There Is A Difference & You Should Know About It
You’ve heard the saying, you are what you eat – well, it’s the same for cattle. You could take this concept further and prefer to only eat real food that eats real food. Let’s face it, pastures filled with a range of grasses and herbs are a more natural diet for cows than corn and soy.
Both grain- and pasture-fed beef contain essential nutrients for the body. Beef is an excellent source of protein, which everybody needs to repair cells and make new ones, and is important for growth and development in children, teens, and pregnant women. Beef also contains vitamins B12, B3, B6 and bioavailable iron, selenium, and zinc.
But how is pasture-fed beef more nutritious than grain-fed beef?

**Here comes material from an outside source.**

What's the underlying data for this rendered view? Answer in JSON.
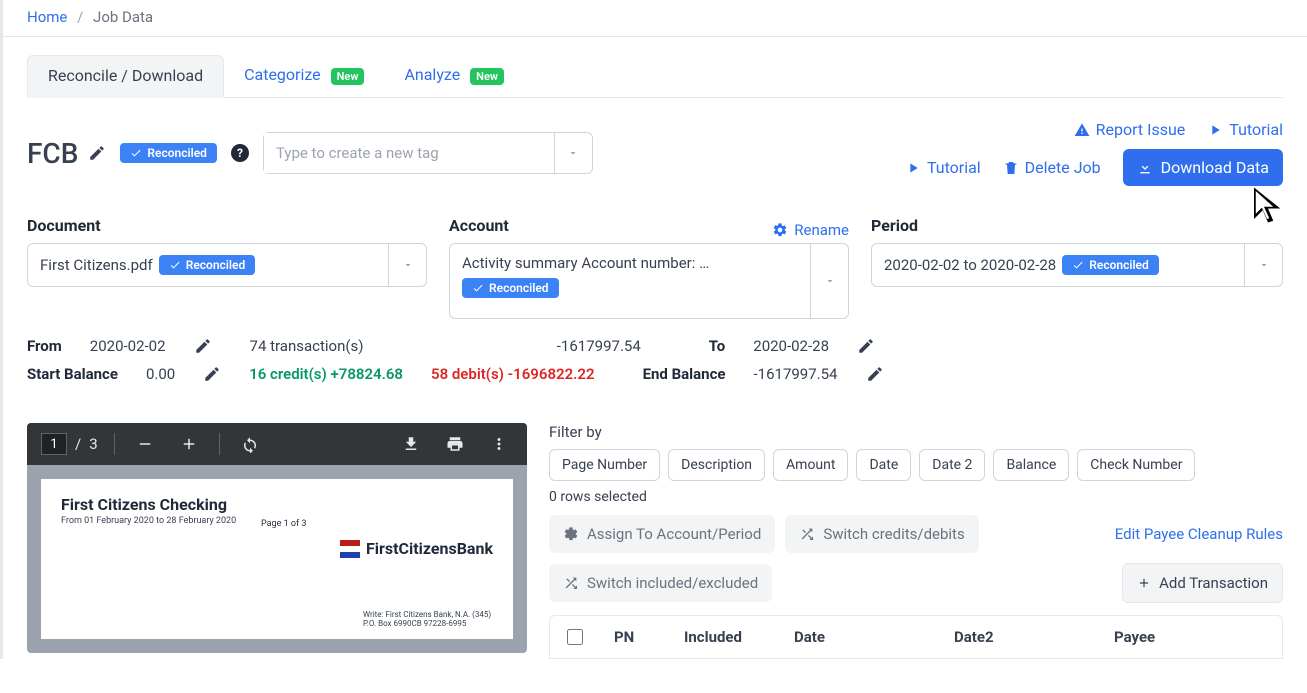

In general, pasture-fed beef contains higher amounts of certain nutrients than grain-fed beef due to the differences in their diet.
For example, meat from pasture-fed beef has a higher antioxidant status than grain-fed beef due to their pasture-fed diet. Antioxidants are substances that may protect your cells against free radicals, which may play a role in a number of health diseases.

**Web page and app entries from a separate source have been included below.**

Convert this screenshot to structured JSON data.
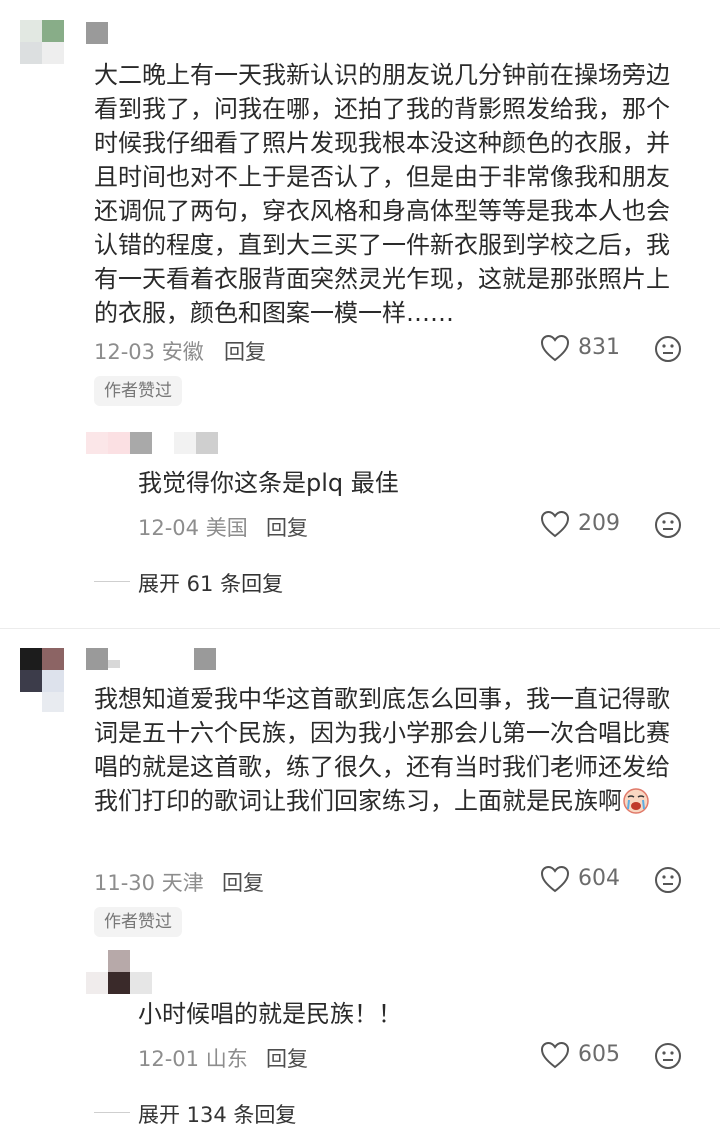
{
  "comments": [
    {
      "text": "大二晚上有一天我新认识的朋友说几分钟前在操场旁边看到我了，问我在哪，还拍了我的背影照发给我，那个时候我仔细看了照片发现我根本没这种颜色的衣服，并且时间也对不上于是否认了，但是由于非常像我和朋友还调侃了两句，穿衣风格和身高体型等等是我本人也会认错的程度，直到大三买了一件新衣服到学校之后，我有一天看着衣服背面突然灵光乍现，这就是那张照片上的衣服，颜色和图案一模一样……",
      "date": "12-03",
      "location": "安徽",
      "reply_label": "回复",
      "likes": "831",
      "badge": "作者赞过",
      "reply": {
        "text": "我觉得你这条是plq 最佳",
        "date": "12-04",
        "location": "美国",
        "reply_label": "回复",
        "likes": "209"
      },
      "expand_label": "展开 61 条回复"
    },
    {
      "text": "我想知道爱我中华这首歌到底怎么回事，我一直记得歌词是五十六个民族，因为我小学那会儿第一次合唱比赛唱的就是这首歌，练了很久，还有当时我们老师还发给我们打印的歌词让我们回家练习，上面就是民族啊",
      "date": "11-30",
      "location": "天津",
      "reply_label": "回复",
      "likes": "604",
      "badge": "作者赞过",
      "reply": {
        "text": "小时候唱的就是民族！！",
        "date": "12-01",
        "location": "山东",
        "reply_label": "回复",
        "likes": "605"
      },
      "expand_label": "展开 134 条回复"
    }
  ],
  "icons": {
    "like": "heart-outline-icon",
    "dislike": "neutral-face-icon",
    "emoji": "crying-face-emoji"
  },
  "colors": {
    "text": "#2a2a2a",
    "meta": "#8d8d8d",
    "badge_bg": "#f3f3f3"
  }
}
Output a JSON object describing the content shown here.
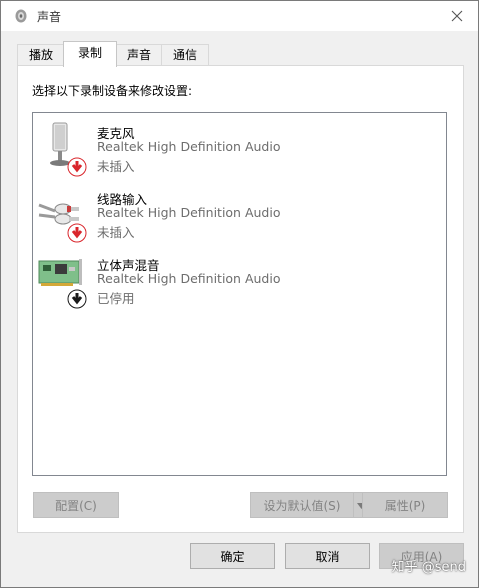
{
  "window": {
    "title": "声音"
  },
  "tabs": [
    {
      "label": "播放"
    },
    {
      "label": "录制",
      "active": true
    },
    {
      "label": "声音"
    },
    {
      "label": "通信"
    }
  ],
  "instruction": "选择以下录制设备来修改设置:",
  "devices": [
    {
      "name": "麦克风",
      "driver": "Realtek High Definition Audio",
      "status": "未插入",
      "icon": "microphone-icon",
      "badge": "red-down-arrow"
    },
    {
      "name": "线路输入",
      "driver": "Realtek High Definition Audio",
      "status": "未插入",
      "icon": "line-in-cable-icon",
      "badge": "red-down-arrow"
    },
    {
      "name": "立体声混音",
      "driver": "Realtek High Definition Audio",
      "status": "已停用",
      "icon": "sound-card-icon",
      "badge": "black-down-arrow"
    }
  ],
  "buttons": {
    "configure": "配置(C)",
    "set_default": "设为默认值(S)",
    "properties": "属性(P)",
    "ok": "确定",
    "cancel": "取消",
    "apply": "应用(A)"
  },
  "watermark": "知乎 @send",
  "colors": {
    "badge_red": "#d9262c",
    "badge_black": "#1a1a1a",
    "status_gray": "#6d6d6d"
  }
}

Compared with grain-fed beef, pasture-fed beef is much higher in Vitamin A and Vitamin E. Pasture-fed beef contains carotenoid, such as beta carotene, which is a precursor to vitamin A. The fat from grass-fed beef may have a yellowish appearance due to the elevated carotenoid content. Vitamin E is also higher in pasture-fed cattle than mixed diet cattle.
Pasture-fed beef has lower fat content overall – which is attractive for fat conscious consumers. Pasture-fed beef usually contains less total fat than grain-fed beef, which means that gram for gram, grass-fed beef contains fewer calories since pasture feeding normally results in a leaner product.

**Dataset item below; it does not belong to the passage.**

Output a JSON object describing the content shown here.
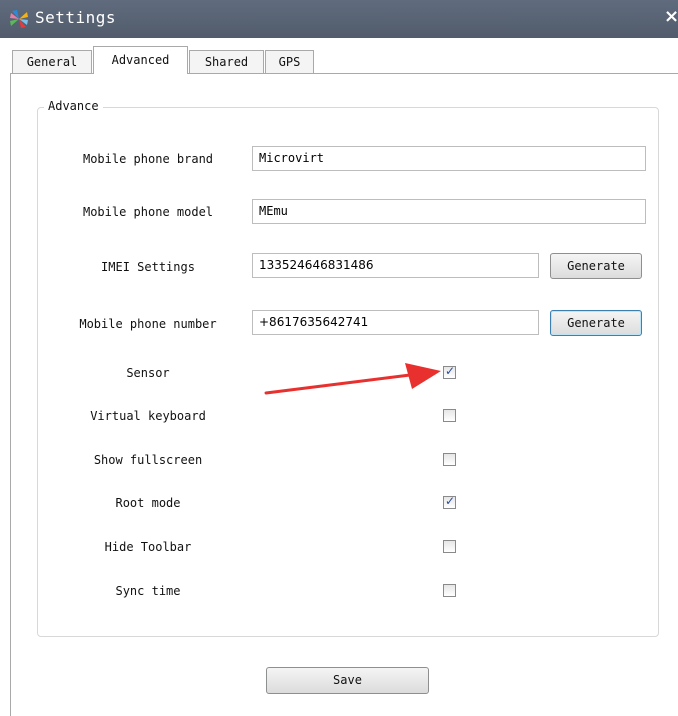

Research spanning three decades suggests that pasture-based diets can significantly improve the fatty acid composition of beef. Pasture-fed beef contains up to five times as much omega-3 as grain-fed beef. Furthermore, pasture-fed beef contains about twice as much conjugated linoleic acid (CLA) as grain-fed beef. CLA has been shown to produce a modest loss in body fat in humans.
In short, pasture-fed beef is more nutritious than grain-fed beef. Pasture-fed beef contains more antioxidants, carotenoid, Vitamin E, Omega 3 and CLA, and has less calories gram for gram, than grain-fed beef. These nutritional differences can provide health benefits to those who choose pasture-fed beef products.
All of Elliott Park’s hormone and drug-free cattle are pasture-fed in a cruelty-free environment. Our cows are free to contentedly graze in paddocks (without any pouron treatments), with access to fresh water from deep in the earth. Elliott Park cattle are ethically nourished with an abundant diet rich in a variety of natural grasses and herbs. Good for them, good for you.
© Elliot Park Grazing 2022